■ WHAT YOU WILL DO
All lines holding the string "root" should be copied from the data below.

----- TASK MATERIAL -----

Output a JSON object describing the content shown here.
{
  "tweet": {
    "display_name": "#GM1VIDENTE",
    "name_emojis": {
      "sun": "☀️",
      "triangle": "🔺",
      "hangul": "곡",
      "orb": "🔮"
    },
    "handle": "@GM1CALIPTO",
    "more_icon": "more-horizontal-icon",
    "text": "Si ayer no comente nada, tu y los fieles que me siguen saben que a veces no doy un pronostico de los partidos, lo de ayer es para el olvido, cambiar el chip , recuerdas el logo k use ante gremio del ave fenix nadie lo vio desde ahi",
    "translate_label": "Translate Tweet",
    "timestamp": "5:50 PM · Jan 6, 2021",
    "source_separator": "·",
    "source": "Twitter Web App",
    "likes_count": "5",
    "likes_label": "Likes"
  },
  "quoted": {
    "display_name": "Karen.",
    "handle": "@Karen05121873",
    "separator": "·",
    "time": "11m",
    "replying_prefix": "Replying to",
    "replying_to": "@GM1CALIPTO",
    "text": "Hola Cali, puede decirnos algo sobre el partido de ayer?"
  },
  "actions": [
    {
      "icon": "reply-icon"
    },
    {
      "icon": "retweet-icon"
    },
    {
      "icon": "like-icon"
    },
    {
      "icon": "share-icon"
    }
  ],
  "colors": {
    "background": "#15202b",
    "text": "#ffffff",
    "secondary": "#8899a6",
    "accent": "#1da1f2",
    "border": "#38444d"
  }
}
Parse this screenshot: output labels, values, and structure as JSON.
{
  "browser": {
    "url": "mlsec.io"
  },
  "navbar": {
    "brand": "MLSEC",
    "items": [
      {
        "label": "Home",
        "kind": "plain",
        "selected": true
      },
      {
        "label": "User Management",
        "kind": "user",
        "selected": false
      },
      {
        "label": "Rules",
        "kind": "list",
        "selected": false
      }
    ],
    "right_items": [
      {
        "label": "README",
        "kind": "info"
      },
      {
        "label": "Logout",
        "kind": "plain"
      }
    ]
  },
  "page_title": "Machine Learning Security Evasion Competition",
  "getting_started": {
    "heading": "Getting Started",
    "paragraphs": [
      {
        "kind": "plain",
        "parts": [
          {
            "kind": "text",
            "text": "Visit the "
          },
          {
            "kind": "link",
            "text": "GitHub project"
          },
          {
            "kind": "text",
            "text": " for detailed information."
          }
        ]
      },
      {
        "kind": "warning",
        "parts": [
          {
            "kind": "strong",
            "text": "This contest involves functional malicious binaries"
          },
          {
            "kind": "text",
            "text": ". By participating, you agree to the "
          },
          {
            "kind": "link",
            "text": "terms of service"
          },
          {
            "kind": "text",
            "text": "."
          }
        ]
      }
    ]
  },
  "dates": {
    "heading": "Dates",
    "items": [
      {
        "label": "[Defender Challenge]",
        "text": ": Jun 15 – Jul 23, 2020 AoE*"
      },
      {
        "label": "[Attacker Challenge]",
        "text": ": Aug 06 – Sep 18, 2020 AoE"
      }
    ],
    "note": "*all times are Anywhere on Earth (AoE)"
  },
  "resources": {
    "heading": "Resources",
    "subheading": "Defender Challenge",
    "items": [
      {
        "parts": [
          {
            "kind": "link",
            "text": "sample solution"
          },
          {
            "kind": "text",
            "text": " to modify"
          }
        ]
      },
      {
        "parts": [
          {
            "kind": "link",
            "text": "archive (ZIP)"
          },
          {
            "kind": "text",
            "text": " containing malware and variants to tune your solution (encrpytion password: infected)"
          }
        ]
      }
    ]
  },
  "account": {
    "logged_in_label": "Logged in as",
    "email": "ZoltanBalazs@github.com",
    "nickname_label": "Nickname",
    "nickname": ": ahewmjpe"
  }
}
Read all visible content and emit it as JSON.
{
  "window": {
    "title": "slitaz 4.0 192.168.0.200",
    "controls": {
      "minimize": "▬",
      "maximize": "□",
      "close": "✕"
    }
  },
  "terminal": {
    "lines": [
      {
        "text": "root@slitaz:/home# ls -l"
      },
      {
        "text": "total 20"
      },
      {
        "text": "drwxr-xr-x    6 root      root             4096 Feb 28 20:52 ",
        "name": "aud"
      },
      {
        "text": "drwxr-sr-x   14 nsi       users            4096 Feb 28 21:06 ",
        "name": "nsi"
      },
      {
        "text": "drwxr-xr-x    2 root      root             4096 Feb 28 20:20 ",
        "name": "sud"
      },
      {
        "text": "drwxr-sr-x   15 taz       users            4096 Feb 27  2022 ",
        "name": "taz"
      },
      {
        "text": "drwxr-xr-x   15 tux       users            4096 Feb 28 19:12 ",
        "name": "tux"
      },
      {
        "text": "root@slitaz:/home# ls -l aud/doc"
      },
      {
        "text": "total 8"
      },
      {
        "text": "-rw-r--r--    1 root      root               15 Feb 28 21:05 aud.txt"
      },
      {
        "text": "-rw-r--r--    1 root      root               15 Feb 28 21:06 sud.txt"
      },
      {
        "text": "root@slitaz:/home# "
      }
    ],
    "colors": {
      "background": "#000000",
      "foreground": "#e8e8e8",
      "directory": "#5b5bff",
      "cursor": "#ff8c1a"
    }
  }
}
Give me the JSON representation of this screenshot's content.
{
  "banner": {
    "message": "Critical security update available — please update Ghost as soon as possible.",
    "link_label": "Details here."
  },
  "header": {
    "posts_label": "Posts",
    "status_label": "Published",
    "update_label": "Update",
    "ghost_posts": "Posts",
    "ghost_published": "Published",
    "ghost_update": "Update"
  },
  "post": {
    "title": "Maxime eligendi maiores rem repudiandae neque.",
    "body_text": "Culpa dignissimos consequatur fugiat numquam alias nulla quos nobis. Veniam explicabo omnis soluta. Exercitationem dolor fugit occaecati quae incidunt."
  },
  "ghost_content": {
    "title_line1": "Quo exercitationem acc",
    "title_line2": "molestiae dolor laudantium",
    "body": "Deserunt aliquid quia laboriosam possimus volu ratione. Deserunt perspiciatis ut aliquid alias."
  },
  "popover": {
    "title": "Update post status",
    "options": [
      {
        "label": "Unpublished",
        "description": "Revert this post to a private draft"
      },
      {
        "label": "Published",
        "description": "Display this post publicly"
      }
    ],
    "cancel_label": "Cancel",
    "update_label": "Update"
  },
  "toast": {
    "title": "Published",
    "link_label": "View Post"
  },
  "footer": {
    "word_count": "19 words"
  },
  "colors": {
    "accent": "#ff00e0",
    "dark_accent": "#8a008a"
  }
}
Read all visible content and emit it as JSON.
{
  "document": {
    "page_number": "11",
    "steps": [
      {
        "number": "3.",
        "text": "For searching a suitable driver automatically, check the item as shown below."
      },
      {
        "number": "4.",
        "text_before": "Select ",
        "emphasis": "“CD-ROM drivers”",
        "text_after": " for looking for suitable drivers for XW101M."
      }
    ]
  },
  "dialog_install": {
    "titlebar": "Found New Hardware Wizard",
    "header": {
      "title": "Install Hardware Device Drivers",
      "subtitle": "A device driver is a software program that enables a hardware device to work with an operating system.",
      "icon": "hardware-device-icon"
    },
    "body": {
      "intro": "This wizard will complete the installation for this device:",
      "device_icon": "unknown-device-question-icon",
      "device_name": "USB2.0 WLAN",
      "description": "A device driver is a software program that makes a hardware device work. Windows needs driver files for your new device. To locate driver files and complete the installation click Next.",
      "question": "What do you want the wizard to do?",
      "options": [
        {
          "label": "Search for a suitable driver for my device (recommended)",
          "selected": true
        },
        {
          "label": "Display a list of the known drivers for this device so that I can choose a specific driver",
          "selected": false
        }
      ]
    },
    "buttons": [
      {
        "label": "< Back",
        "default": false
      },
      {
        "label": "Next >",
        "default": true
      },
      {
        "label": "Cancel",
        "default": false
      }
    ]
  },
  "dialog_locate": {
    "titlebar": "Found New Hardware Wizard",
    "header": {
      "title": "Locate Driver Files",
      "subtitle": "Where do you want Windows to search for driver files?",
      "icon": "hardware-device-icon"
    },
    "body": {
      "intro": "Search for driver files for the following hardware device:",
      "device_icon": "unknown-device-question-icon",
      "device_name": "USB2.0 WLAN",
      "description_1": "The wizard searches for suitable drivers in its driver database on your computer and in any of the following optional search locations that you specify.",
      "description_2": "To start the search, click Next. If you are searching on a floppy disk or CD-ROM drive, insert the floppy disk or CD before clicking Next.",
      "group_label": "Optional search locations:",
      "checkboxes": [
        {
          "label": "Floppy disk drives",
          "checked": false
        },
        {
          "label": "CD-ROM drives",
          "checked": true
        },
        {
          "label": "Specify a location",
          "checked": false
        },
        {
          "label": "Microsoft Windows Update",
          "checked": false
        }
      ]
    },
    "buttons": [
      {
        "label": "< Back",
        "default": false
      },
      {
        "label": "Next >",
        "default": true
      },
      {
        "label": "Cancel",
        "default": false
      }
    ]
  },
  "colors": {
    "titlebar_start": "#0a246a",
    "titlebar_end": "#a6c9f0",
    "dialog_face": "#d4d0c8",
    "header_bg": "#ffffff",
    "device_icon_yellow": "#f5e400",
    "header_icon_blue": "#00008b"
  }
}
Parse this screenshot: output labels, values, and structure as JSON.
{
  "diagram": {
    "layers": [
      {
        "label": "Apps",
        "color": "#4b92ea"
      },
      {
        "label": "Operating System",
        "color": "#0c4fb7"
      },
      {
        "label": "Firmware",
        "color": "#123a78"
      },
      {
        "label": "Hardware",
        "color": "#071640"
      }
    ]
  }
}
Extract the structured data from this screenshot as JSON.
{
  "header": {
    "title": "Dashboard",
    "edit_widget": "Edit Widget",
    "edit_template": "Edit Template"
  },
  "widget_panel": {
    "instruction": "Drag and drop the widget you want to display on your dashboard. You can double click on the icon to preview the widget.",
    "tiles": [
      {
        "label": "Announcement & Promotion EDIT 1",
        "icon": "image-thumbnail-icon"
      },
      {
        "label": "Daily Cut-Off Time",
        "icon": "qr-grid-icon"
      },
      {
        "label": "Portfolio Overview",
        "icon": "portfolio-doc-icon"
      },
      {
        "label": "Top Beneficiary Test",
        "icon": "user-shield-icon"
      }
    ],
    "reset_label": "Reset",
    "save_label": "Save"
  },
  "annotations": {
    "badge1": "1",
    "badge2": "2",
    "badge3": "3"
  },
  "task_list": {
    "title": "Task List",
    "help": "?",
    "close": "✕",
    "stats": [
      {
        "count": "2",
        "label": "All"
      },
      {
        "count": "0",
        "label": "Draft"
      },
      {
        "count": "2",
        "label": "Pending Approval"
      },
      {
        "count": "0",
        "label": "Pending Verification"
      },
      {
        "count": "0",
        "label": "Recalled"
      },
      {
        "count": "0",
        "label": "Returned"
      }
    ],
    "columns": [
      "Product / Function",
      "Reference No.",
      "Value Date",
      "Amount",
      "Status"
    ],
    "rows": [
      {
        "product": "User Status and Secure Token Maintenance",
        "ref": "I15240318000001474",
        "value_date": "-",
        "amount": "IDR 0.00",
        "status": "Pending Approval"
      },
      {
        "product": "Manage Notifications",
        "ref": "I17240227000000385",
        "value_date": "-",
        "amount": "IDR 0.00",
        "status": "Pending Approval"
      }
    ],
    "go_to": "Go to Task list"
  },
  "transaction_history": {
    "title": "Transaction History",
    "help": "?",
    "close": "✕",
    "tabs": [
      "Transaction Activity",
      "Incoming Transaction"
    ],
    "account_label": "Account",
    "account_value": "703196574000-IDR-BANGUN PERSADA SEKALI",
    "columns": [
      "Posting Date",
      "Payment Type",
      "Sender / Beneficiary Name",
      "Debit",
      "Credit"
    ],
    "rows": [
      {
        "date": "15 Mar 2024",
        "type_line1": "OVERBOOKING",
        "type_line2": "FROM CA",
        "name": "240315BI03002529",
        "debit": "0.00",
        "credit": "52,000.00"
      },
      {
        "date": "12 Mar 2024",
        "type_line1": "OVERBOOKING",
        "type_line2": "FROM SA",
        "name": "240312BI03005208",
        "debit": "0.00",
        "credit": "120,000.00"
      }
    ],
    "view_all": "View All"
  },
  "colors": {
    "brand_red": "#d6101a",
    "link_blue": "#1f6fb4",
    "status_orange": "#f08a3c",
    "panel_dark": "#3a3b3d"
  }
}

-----

■ RESULT BELOW
        "text": "root@slitaz:/home# ls -l"
        "text": "drwxr-xr-x    6 root      root             4096 Feb 28 20:52 ",
        "text": "drwxr-xr-x    2 root      root             4096 Feb 28 20:20 ",
        "text": "root@slitaz:/home# ls -l aud/doc"
        "text": "-rw-r--r--    1 root      root               15 Feb 28 21:05 aud.txt"
        "text": "-rw-r--r--    1 root      root               15 Feb 28 21:06 sud.txt"
        "text": "root@slitaz:/home# "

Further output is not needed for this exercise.